Your task: Print the listing below exactly as written.

Extracted material:
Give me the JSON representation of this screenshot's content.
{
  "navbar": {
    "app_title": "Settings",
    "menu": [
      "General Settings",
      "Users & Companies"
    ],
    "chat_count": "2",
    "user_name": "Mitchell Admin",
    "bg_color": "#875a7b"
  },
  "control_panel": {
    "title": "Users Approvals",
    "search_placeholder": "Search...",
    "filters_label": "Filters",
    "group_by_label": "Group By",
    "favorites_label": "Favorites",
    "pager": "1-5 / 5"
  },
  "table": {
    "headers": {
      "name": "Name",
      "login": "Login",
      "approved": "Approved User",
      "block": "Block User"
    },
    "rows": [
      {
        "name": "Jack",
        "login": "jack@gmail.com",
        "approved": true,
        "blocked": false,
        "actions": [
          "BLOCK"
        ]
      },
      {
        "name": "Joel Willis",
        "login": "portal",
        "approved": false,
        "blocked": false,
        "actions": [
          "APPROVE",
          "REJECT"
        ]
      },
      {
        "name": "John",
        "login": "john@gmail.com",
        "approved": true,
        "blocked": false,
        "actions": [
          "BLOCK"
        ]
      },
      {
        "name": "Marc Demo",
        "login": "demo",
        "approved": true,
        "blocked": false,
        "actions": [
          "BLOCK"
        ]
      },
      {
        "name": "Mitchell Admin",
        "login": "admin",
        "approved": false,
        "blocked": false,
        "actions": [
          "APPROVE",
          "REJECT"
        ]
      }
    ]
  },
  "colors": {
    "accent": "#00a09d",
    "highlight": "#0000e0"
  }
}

Exercise result:
Give me the JSON representation of this screenshot's content.
{
  "navbar": {
    "app_title": "Settings",
    "menu": [
      "General Settings",
      "Users & Companies"
    ],
    "chat_count": "2",
    "user_name": "Mitchell Admin",
    "bg_color": "#875a7b"
  },
  "control_panel": {
    "title": "Users Approvals",
    "search_placeholder": "Search...",
    "filters_label": "Filters",
    "group_by_label": "Group By",
    "favorites_label": "Favorites",
    "pager": "1-5 / 5"
  },
  "table": {
    "headers": {
      "name": "Name",
      "login": "Login",
      "approved": "Approved User",
      "block": "Block User"
    },
    "rows": [
      {
        "name": "Jack",
        "login": "jack@gmail.com",
        "approved": true,
        "blocked": false,
        "actions": [
          "BLOCK"
        ]
      },
      {
        "name": "Joel Willis",
        "login": "portal",
        "approved": false,
        "blocked": false,
        "actions": [
          "APPROVE",
          "REJECT"
        ]
      },
      {
        "name": "John",
        "login": "john@gmail.com",
        "approved": true,
        "blocked": false,
        "actions": [
          "BLOCK"
        ]
      },
      {
        "name": "Marc Demo",
        "login": "demo",
        "approved": true,
        "blocked": false,
        "actions": [
          "BLOCK"
        ]
      },
      {
        "name": "Mitchell Admin",
        "login": "admin",
        "approved": false,
        "blocked": false,
        "actions": [
          "APPROVE",
          "REJECT"
        ]
      }
    ]
  },
  "colors": {
    "accent": "#00a09d",
    "highlight": "#0000e0"
  }
}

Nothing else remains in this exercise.